Facebook will tell you that its most valuable asset is its deeply engaged, Web-savvy user-base.
But sometimes you have to wonder if the company didn’t wish those
users were just a tad less engaged or just a tad less savvy.
Take the latest efforts of another passionate Facebook user, John
Arrow. He’s a sophomore at the University of Texas and he owns and
and operates UnFaced.com.
After users register on the site, UnFaced e-mails them a link to add
to their Facebook profile pages.
Then, when other Facebook members click on the link in that profile
page, UnFaced records their visit. It gets the name of the visitor

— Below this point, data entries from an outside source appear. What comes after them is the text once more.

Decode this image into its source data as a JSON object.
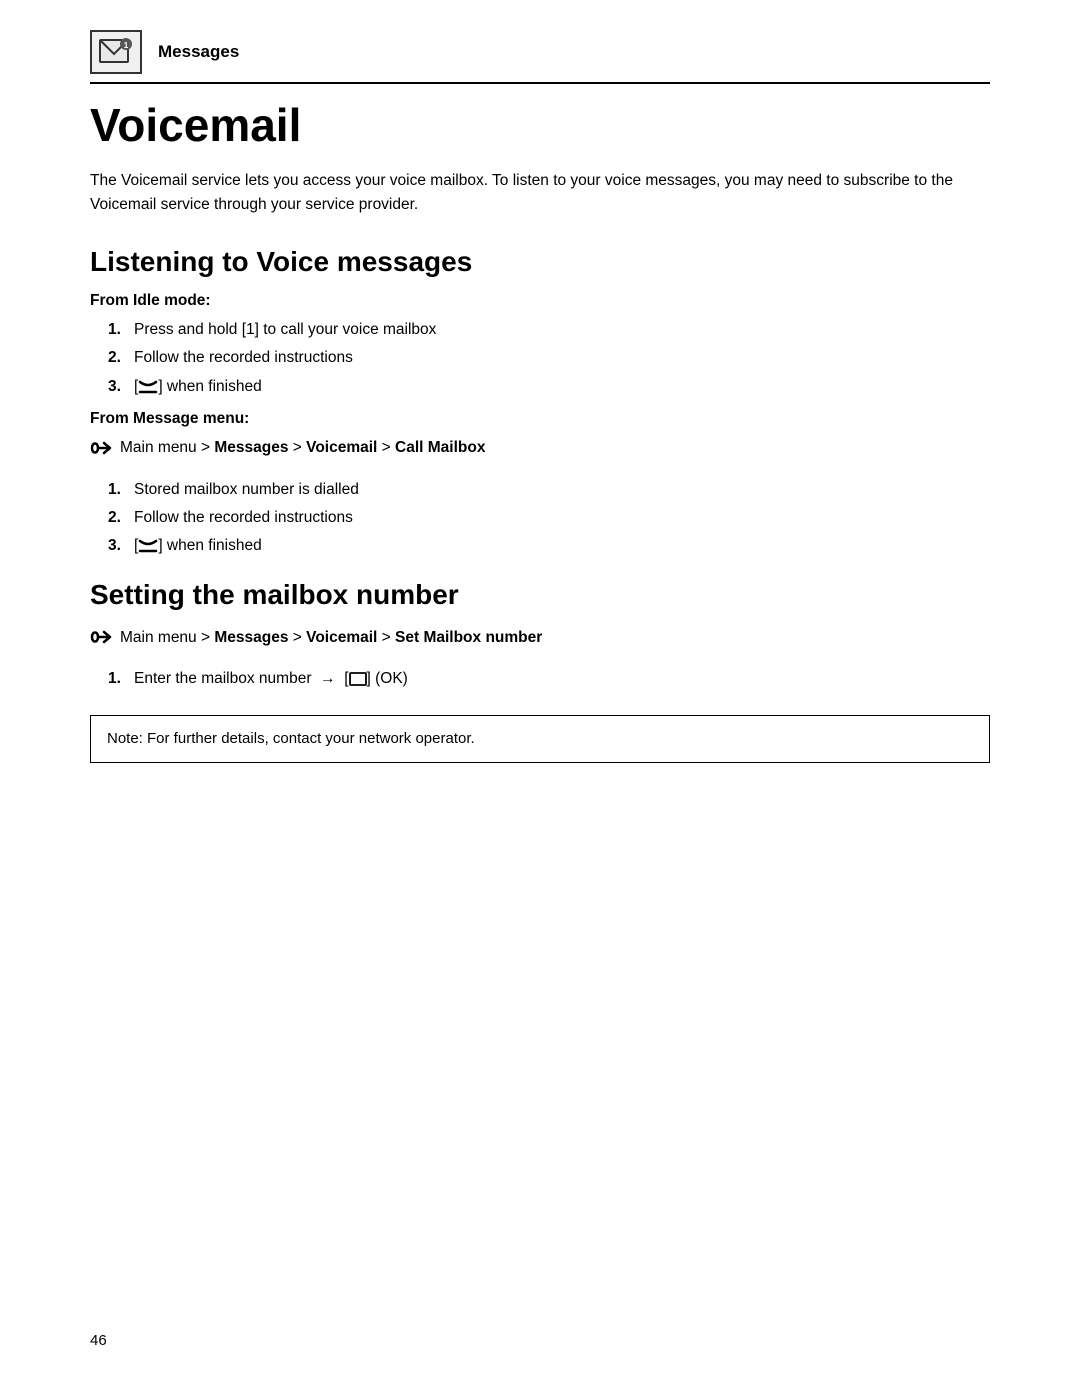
{
  "header": {
    "title": "Messages"
  },
  "page": {
    "title": "Voicemail",
    "intro": "The Voicemail service lets you access your voice mailbox. To listen to your voice messages, you may need to subscribe to the Voicemail service through your service provider.",
    "section1": {
      "title": "Listening to Voice messages",
      "subsection1": {
        "label": "From Idle mode:",
        "steps": [
          "Press and hold [1] to call your voice mailbox",
          "Follow the recorded instructions",
          "[✕] when finished"
        ]
      },
      "subsection2": {
        "label": "From Message menu:",
        "nav": "Main menu > Messages > Voicemail > Call Mailbox",
        "steps": [
          "Stored mailbox number is dialled",
          "Follow the recorded instructions",
          "[✕] when finished"
        ]
      }
    },
    "section2": {
      "title": "Setting the mailbox number",
      "nav": "Main menu > Messages > Voicemail > Set Mailbox number",
      "steps": [
        "Enter the mailbox number → [□] (OK)"
      ]
    },
    "note": "Note: For further details, contact your network operator.",
    "page_number": "46"
  }
}
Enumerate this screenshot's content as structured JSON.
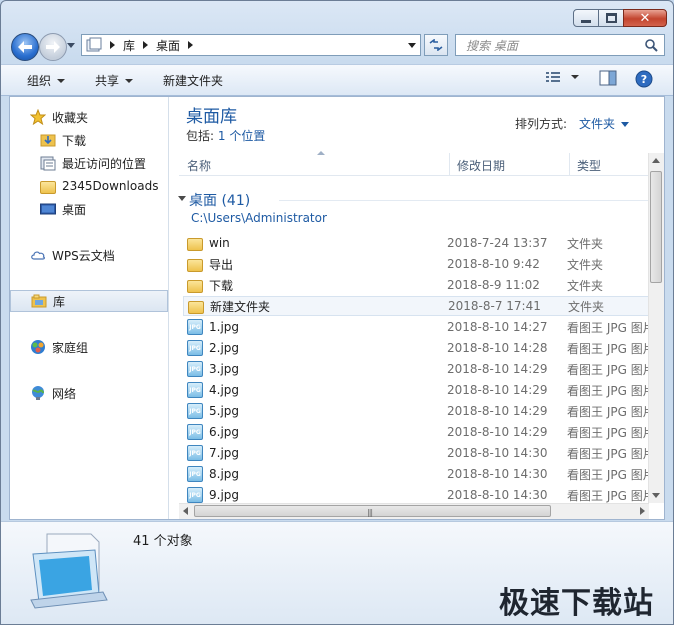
{
  "address": {
    "crumbs": [
      "库",
      "桌面"
    ]
  },
  "search": {
    "placeholder": "搜索 桌面"
  },
  "toolbar": {
    "organize": "组织",
    "share": "共享",
    "new_folder": "新建文件夹"
  },
  "sidebar": {
    "favorites": "收藏夹",
    "downloads": "下载",
    "recent": "最近访问的位置",
    "downloads2345": "2345Downloads",
    "desktop": "桌面",
    "wps": "WPS云文档",
    "libraries": "库",
    "homegroup": "家庭组",
    "network": "网络"
  },
  "library": {
    "title": "桌面库",
    "includes_label": "包括:",
    "includes_link": "1 个位置",
    "arrange_label": "排列方式:",
    "arrange_value": "文件夹"
  },
  "columns": {
    "name": "名称",
    "date": "修改日期",
    "type": "类型"
  },
  "group": {
    "title": "桌面 (41)",
    "path": "C:\\Users\\Administrator"
  },
  "files": [
    {
      "name": "win",
      "date": "2018-7-24 13:37",
      "type": "文件夹",
      "kind": "folder"
    },
    {
      "name": "导出",
      "date": "2018-8-10 9:42",
      "type": "文件夹",
      "kind": "folder"
    },
    {
      "name": "下载",
      "date": "2018-8-9 11:02",
      "type": "文件夹",
      "kind": "folder"
    },
    {
      "name": "新建文件夹",
      "date": "2018-8-7 17:41",
      "type": "文件夹",
      "kind": "folder"
    },
    {
      "name": "1.jpg",
      "date": "2018-8-10 14:27",
      "type": "看图王 JPG 图片",
      "kind": "jpg"
    },
    {
      "name": "2.jpg",
      "date": "2018-8-10 14:28",
      "type": "看图王 JPG 图片",
      "kind": "jpg"
    },
    {
      "name": "3.jpg",
      "date": "2018-8-10 14:29",
      "type": "看图王 JPG 图片",
      "kind": "jpg"
    },
    {
      "name": "4.jpg",
      "date": "2018-8-10 14:29",
      "type": "看图王 JPG 图片",
      "kind": "jpg"
    },
    {
      "name": "5.jpg",
      "date": "2018-8-10 14:29",
      "type": "看图王 JPG 图片",
      "kind": "jpg"
    },
    {
      "name": "6.jpg",
      "date": "2018-8-10 14:29",
      "type": "看图王 JPG 图片",
      "kind": "jpg"
    },
    {
      "name": "7.jpg",
      "date": "2018-8-10 14:30",
      "type": "看图王 JPG 图片",
      "kind": "jpg"
    },
    {
      "name": "8.jpg",
      "date": "2018-8-10 14:30",
      "type": "看图王 JPG 图片",
      "kind": "jpg"
    },
    {
      "name": "9.jpg",
      "date": "2018-8-10 14:30",
      "type": "看图王 JPG 图片",
      "kind": "jpg"
    }
  ],
  "details": {
    "count": "41 个对象"
  },
  "watermark": "极速下载站"
}
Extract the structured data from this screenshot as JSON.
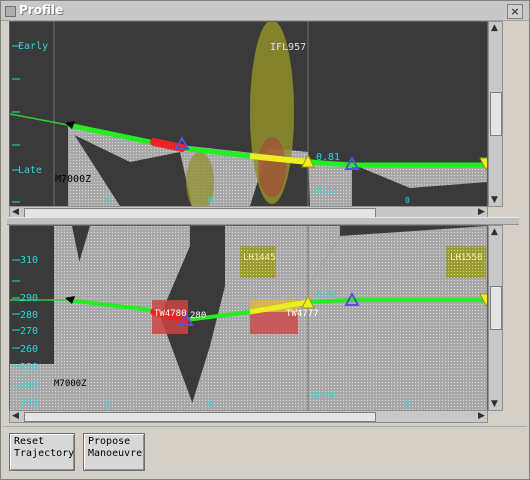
{
  "window": {
    "title": "Profile",
    "close_glyph": "×"
  },
  "top_panel": {
    "y_labels": [
      "Early",
      "Late"
    ],
    "flight_labels": [
      "IFL957",
      "M7000Z"
    ],
    "value_label": "0.81",
    "time_label": "10:15",
    "tick_marks": [
      "0",
      "0",
      "0",
      "0",
      "0"
    ]
  },
  "bottom_panel": {
    "y_labels": [
      "310",
      "290",
      "280",
      "270",
      "260",
      "250",
      "240",
      "220"
    ],
    "flight_labels": [
      "M7000Z",
      "LH1445",
      "LH1550",
      "TW4780",
      "TW4777"
    ],
    "value_labels": [
      "280",
      "0.81"
    ],
    "time_label": "10:15",
    "tick_marks": [
      "0",
      "0",
      "0",
      "0"
    ]
  },
  "buttons": {
    "reset": [
      "Reset",
      "Trajectory"
    ],
    "propose": [
      "Propose",
      "Manoeuvre"
    ]
  },
  "colors": {
    "trajectory": "#22ee22",
    "conflict_red": "#ee2222",
    "highlight_yellow": "#eeee22",
    "marker_blue": "#5555cc",
    "label_cyan": "#22dddd",
    "background": "#3a3a3a"
  }
}
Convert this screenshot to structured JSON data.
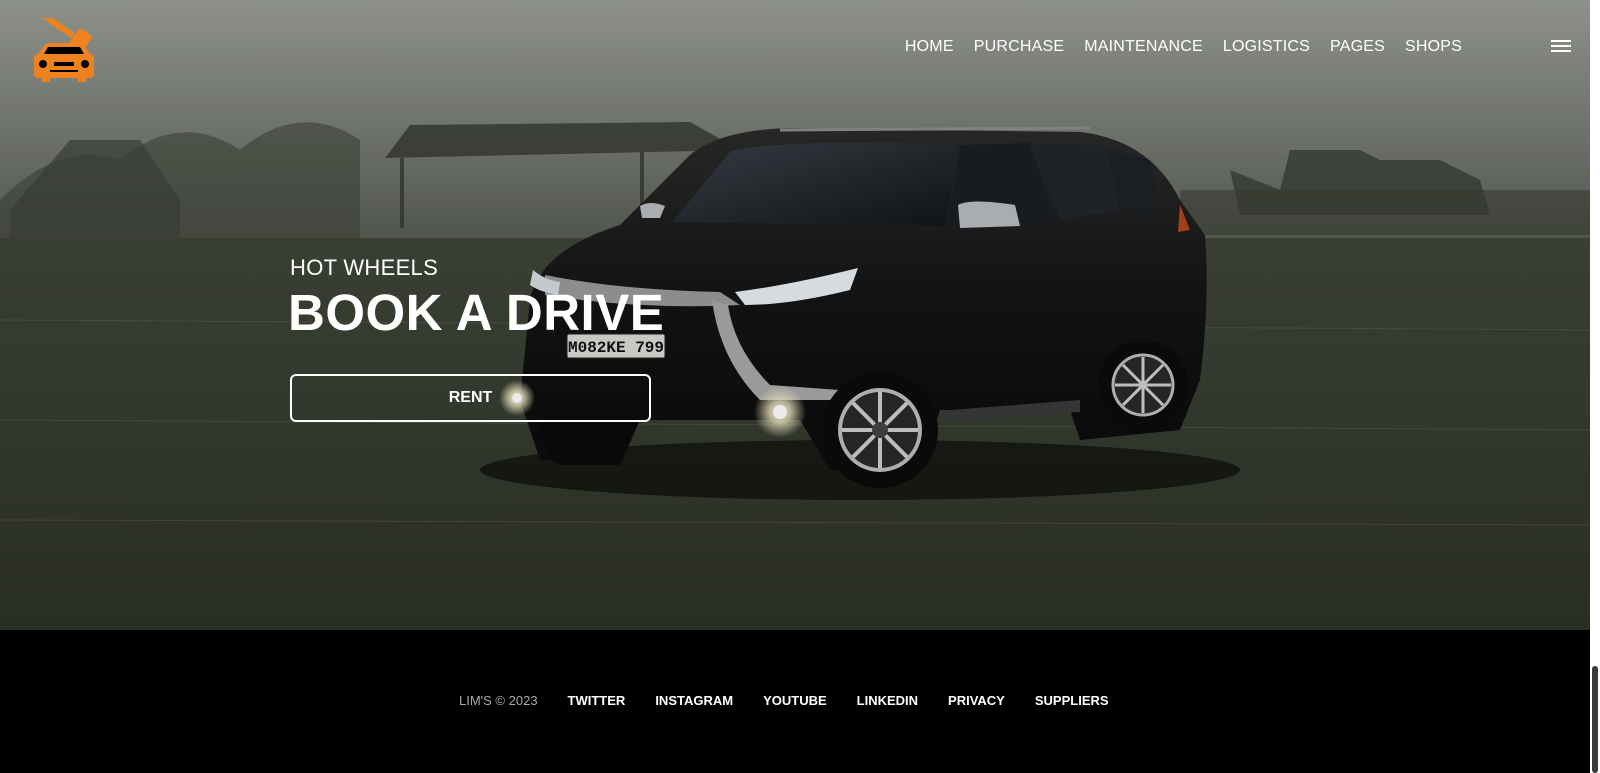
{
  "brand": {
    "logo_icon": "car-key-icon",
    "accent_color": "#f0821e"
  },
  "nav": {
    "items": [
      "HOME",
      "PURCHASE",
      "MAINTENANCE",
      "LOGISTICS",
      "PAGES",
      "SHOPS"
    ],
    "menu_icon": "hamburger-icon"
  },
  "hero": {
    "subtitle": "HOT WHEELS",
    "title": "BOOK A DRIVE",
    "cta_label": "RENT",
    "plate": "M082KE 799"
  },
  "footer": {
    "copyright": "LIM'S © 2023",
    "links": [
      "TWITTER",
      "INSTAGRAM",
      "YOUTUBE",
      "LINKEDIN",
      "PRIVACY",
      "SUPPLIERS"
    ]
  }
}
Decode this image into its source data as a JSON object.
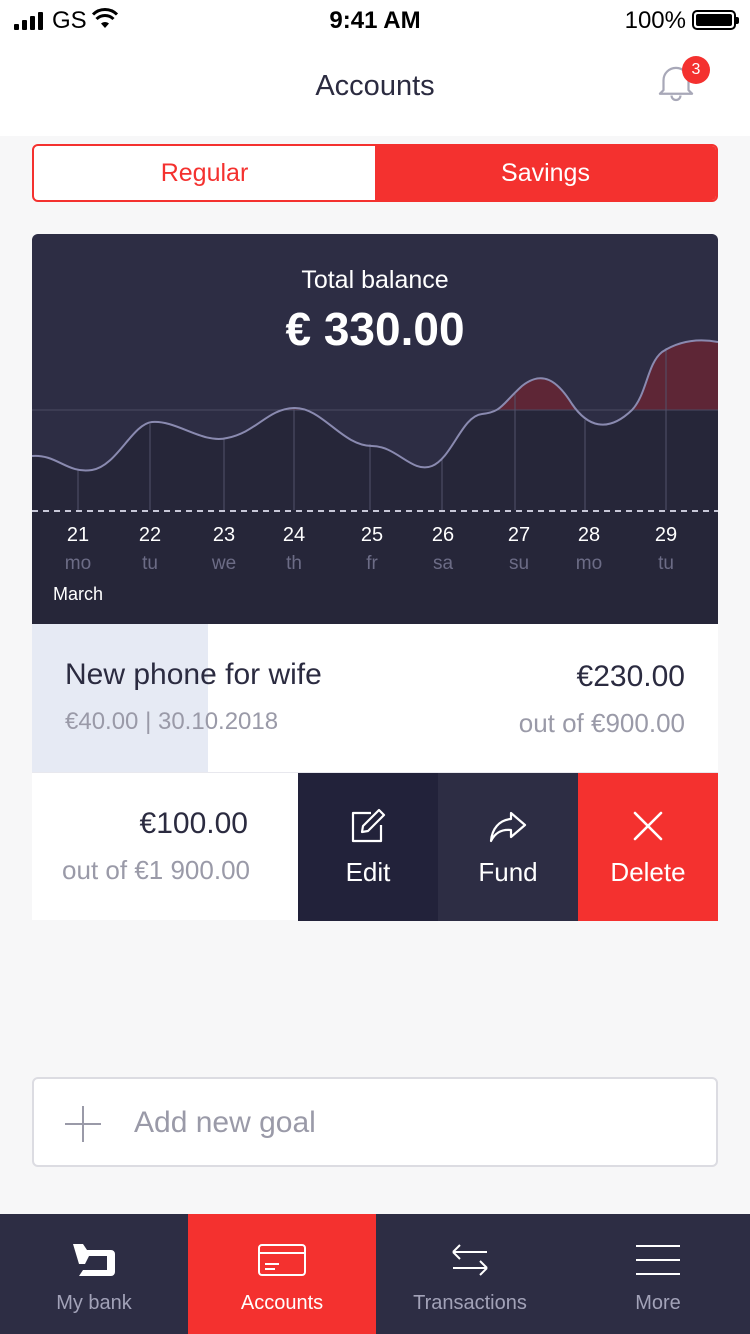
{
  "status_bar": {
    "carrier": "GS",
    "time": "9:41 AM",
    "battery": "100%"
  },
  "header": {
    "title": "Accounts",
    "notification_count": "3"
  },
  "segment": {
    "regular_label": "Regular",
    "savings_label": "Savings",
    "selected": "Savings"
  },
  "balance": {
    "label": "Total balance",
    "value": "€ 330.00",
    "month": "March",
    "days": [
      {
        "num": "21",
        "dow": "mo"
      },
      {
        "num": "22",
        "dow": "tu"
      },
      {
        "num": "23",
        "dow": "we"
      },
      {
        "num": "24",
        "dow": "th"
      },
      {
        "num": "25",
        "dow": "fr"
      },
      {
        "num": "26",
        "dow": "sa"
      },
      {
        "num": "27",
        "dow": "su"
      },
      {
        "num": "28",
        "dow": "mo"
      },
      {
        "num": "29",
        "dow": "tu"
      }
    ]
  },
  "goals": [
    {
      "name": "New phone for wife",
      "sub": "€40.00 | 30.10.2018",
      "amount": "€230.00",
      "out_of": "out of €900.00",
      "progress": 0.256
    },
    {
      "amount": "€100.00",
      "out_of": "out of €1 900.00",
      "actions": {
        "edit": "Edit",
        "fund": "Fund",
        "delete": "Delete"
      }
    }
  ],
  "add_goal": {
    "label": "Add new goal"
  },
  "tabs": [
    {
      "label": "My bank",
      "icon": "bank-logo-icon"
    },
    {
      "label": "Accounts",
      "icon": "card-icon"
    },
    {
      "label": "Transactions",
      "icon": "transfer-arrows-icon"
    },
    {
      "label": "More",
      "icon": "menu-icon"
    }
  ],
  "colors": {
    "accent": "#f4312f",
    "dark": "#2d2d44",
    "darker": "#22223a"
  }
}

by offering a free compatibility test.
On the site, Arrow calls UnFaced a “fun add-on to the already
Facebook isn’t giggling. First Facebook shut down Arrow’s personal
profile. Then, Facebook engineer Andrew Bosworth sent Arrow something
of a cease and desist e-mail.
“I’m sure you meant the site in good fun, but [UnFaced] is a serious
violation of several clauses of our terms of service including
automating against the site and storing site data locally which
attempt to circumvent our carefully built privacy tools,” Bosworth
wrote in his e-mail.
Bosworth also objected to the use of the word “Face” in UnFaced,
suggesting that it might violate trademark laws.
“I think it’s a knee-jerk reaction from Facebook,” Arrow told
“They are just worried that something could upset Yahoo buying them,”
Arrow said, referring to recent reports suggesting that Facebook
turned down an $800 million acquisition from the Sunnyvale,
Facebook could not be reached for comment.
But a former social-network owner and operator told
internetnews.com it’s more likely that bit about “automating
against the site” that’s got Facebook so testy.
He said that UnFaced is not only scraping proprietary content from
Facebook’s site, it’s also “automating against the site” to get past
a login process.
It’s not that he would have tolerated it when he ran his own social network.
He thinks Facebook will do next what he would have done: block
Arrow’s IP address from accessing any Facebook data.
Arrow admitted that he’s “scraping” data from the Facebook profiles,
but said it shouldn’t matter because UnFaced only did so at the
behest of users who gave Facebook that content in the first place.
But if it comes down to a question of content ownership, the former
social-network owner thinks Facebook comes out on top.
Like any user-generated content, user data belongs to the site on
which it’s uploaded.
So will all this force Arrow to shut down UnFaced.com?
“Absolutely not. It’s out of the question.”